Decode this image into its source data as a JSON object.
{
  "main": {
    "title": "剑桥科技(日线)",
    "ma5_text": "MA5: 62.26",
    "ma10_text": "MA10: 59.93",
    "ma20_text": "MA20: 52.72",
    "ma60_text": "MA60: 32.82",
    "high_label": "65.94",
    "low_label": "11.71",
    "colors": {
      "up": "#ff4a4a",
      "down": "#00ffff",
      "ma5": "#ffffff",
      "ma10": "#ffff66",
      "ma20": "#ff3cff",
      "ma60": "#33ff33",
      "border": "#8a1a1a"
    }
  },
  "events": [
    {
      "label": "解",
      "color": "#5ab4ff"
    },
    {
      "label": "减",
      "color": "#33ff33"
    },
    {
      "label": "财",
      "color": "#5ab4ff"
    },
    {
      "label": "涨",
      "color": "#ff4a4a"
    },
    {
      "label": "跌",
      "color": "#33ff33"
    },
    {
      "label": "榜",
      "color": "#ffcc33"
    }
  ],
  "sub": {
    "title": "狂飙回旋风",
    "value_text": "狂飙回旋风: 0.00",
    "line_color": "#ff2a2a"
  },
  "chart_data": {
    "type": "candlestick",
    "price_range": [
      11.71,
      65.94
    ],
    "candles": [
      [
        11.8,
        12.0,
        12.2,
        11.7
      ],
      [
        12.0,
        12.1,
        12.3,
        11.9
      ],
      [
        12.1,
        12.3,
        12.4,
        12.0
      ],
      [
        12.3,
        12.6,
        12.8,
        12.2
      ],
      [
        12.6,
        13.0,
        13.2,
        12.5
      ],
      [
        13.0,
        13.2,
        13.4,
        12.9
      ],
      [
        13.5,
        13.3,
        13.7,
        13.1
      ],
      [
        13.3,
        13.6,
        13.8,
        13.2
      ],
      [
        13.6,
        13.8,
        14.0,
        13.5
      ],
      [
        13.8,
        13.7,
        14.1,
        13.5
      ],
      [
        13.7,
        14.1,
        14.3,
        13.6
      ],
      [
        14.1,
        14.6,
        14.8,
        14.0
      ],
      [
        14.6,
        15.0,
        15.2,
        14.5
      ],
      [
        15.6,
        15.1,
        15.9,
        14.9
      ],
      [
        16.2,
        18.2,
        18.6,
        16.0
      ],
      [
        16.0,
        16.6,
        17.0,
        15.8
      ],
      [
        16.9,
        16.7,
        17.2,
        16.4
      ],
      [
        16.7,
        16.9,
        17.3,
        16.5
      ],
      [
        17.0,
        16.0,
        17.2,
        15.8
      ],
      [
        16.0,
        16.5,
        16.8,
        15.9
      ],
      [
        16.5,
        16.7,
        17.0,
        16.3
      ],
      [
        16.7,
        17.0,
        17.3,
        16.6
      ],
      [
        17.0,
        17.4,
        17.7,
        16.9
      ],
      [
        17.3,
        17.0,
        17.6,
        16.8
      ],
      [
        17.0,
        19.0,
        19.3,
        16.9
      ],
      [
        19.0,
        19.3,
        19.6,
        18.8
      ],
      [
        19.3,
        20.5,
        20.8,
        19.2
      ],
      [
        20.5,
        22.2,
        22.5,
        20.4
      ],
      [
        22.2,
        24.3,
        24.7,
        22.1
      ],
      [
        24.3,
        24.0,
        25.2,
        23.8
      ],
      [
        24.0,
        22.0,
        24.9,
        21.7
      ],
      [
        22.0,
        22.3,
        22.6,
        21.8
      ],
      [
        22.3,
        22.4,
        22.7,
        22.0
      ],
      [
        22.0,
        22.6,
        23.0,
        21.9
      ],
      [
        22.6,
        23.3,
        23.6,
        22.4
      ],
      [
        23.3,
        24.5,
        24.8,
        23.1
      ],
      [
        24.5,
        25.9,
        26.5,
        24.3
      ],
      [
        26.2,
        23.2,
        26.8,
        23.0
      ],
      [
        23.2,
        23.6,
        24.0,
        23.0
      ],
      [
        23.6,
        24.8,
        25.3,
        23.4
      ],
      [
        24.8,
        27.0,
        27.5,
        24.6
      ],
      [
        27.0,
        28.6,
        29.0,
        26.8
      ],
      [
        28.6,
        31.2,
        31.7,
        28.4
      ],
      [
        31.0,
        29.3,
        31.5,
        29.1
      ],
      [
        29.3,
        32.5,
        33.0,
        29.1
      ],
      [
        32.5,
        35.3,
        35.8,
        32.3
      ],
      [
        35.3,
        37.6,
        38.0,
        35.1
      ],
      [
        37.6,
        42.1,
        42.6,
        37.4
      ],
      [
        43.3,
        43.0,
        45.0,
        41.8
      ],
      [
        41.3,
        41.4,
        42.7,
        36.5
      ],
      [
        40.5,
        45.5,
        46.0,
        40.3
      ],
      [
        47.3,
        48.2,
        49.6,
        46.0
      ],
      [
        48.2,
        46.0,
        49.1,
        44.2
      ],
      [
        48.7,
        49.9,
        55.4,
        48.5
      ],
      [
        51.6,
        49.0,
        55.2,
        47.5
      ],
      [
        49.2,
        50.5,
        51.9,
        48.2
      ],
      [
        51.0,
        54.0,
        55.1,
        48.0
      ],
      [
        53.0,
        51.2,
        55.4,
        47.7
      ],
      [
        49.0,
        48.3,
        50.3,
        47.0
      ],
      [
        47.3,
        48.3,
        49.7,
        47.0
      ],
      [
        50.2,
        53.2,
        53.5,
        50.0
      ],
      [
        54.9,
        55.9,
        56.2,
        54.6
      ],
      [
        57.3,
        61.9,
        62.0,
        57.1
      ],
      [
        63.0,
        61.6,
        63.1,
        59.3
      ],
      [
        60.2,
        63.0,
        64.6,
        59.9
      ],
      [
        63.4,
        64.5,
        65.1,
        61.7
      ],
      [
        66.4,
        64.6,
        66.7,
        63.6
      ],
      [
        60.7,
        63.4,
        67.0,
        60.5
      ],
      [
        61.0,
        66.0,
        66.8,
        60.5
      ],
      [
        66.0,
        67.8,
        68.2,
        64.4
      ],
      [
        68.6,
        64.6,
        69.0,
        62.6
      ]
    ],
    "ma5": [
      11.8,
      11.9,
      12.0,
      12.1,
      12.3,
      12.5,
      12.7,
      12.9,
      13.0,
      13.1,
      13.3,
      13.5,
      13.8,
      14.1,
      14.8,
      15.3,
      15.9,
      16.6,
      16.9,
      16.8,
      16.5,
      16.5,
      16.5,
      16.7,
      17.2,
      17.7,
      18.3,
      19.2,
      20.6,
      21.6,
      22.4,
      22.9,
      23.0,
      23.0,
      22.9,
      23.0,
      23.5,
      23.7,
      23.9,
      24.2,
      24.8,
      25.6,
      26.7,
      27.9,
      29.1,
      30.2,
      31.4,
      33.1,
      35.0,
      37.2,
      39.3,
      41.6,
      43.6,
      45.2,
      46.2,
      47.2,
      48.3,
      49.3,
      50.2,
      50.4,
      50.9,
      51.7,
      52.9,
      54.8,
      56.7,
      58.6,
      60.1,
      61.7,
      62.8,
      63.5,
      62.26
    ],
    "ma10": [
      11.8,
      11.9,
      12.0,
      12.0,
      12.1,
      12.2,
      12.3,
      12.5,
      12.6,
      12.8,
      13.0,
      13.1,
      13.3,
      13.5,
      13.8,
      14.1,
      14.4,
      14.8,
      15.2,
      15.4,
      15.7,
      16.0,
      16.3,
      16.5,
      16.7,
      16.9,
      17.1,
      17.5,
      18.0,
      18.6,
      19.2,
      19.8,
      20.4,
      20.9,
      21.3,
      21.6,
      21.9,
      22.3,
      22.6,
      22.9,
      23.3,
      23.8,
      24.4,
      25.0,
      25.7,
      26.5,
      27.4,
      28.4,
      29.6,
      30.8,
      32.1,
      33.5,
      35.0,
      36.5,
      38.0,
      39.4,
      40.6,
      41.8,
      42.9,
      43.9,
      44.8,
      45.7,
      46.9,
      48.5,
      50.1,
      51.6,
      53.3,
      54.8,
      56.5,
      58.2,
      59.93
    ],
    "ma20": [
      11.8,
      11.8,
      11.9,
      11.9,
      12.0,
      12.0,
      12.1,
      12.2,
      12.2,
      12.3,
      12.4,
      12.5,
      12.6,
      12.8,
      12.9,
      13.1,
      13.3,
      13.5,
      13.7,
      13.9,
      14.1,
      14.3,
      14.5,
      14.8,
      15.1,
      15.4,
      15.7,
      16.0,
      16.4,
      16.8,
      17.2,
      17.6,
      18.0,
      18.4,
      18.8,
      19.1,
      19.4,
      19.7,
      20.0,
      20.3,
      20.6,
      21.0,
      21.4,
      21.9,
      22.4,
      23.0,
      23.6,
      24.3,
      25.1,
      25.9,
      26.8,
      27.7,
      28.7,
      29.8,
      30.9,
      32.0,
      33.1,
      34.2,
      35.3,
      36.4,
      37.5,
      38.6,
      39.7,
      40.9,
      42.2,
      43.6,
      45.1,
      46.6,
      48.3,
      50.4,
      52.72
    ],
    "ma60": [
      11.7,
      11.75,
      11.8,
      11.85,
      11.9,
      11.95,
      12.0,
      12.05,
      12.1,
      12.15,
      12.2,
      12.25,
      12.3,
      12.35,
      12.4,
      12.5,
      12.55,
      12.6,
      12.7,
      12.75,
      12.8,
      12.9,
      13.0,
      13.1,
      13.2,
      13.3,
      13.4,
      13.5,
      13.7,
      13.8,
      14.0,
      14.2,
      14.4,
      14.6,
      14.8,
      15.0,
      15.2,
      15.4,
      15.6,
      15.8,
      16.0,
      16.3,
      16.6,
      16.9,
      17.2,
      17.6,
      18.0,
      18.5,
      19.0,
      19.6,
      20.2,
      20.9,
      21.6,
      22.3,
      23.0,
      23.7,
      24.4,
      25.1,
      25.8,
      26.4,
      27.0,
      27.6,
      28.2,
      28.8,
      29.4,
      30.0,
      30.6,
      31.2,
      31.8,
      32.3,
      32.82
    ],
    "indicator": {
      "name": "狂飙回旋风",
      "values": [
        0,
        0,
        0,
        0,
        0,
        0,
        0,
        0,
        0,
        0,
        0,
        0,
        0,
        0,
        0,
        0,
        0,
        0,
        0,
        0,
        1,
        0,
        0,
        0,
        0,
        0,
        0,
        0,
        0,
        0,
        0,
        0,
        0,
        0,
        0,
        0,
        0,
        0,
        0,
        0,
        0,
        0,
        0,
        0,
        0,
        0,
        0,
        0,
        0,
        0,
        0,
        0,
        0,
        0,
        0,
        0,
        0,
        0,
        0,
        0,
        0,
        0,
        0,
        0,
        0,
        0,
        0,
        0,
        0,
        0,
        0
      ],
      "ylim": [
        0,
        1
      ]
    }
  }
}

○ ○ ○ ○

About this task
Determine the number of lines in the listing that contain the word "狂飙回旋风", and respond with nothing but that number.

Answer below
3